NEW YORK—Last week, cinephiles all over the world waited with baited breath for the unveiling of the latest best-films-of-all-time poll held by the British film magazine Sight & Sound, held every 10 years since 1952. Orson Welles's Citizen Kane (1941) had stood unchallenged as the top vote-getter since 1962 (Vittorio De Sica's Bicycle Thieves (1947) was the victor of the inaugural Sight and Sound poll); would it hold onto its reign at the top this year?
Nope, it turns out.
Alfred Hitchcock's Vertigo (1958) became the new champ this year, at least in the critics' poll, leading to all sorts of triumphant hurrahs as well as the usual contingent of dissenters. (In the directors' poll, Yasujiro Ozu's Tokyo Story (1953) emerged No. 1, with Vertigo placing seventh.)
As everyone was trying to weigh in on this supposed seismic shift in critical opinion, The House Next Door, the blog offshoot of Slant Magazine—both of which feature my own pieces of film criticism—began a new series in which it offered up the ballots of those contributors who had not been asked to participate in the Sight & Sound poll. My own ballot went up yesterday, for those who are curious as to what I consider my personal Top 10. It's not entirely the straight-from-my-gut lineup that my introduction suggests; I did engage in some contemplation over my choices. But all of the films I list have had some kind of profound effect on me in some way, as I tried to describe in each entry. So I'm happy with this list (though, of course, I'm hardly bound by this particular personal canon, reserving the right to alter it at the flip of a switch if I felt like it).
You know who else was happy with this list?
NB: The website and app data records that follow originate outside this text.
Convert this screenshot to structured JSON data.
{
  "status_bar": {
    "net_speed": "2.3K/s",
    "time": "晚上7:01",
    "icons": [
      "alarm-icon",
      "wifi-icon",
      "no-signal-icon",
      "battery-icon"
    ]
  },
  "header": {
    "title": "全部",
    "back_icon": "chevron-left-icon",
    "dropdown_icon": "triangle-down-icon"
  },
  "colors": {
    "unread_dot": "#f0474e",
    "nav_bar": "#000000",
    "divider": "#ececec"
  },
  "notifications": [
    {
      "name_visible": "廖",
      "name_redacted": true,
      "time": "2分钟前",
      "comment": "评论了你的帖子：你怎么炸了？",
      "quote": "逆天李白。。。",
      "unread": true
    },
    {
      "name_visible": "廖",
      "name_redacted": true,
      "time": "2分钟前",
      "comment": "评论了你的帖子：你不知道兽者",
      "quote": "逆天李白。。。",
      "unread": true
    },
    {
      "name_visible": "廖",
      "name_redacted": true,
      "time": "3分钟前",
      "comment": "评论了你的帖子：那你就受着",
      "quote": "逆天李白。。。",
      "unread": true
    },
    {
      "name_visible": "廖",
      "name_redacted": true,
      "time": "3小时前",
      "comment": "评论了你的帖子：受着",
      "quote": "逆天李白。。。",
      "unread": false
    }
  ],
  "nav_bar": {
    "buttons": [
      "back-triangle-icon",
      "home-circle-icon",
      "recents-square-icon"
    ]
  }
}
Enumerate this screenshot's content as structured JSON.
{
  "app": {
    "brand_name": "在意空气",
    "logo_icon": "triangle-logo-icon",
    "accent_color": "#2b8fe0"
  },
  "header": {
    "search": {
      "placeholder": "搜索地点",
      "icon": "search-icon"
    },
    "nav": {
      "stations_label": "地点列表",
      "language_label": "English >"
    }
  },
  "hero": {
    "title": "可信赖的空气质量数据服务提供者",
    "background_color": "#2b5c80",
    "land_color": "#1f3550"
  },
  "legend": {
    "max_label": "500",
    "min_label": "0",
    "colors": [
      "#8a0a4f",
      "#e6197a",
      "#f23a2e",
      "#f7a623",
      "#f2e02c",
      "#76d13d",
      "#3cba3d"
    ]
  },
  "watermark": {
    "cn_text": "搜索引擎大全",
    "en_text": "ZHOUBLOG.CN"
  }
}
A certain legendary film critic who, among other things, I met last year at a festival bearing his name, if this tweet from him is any indication...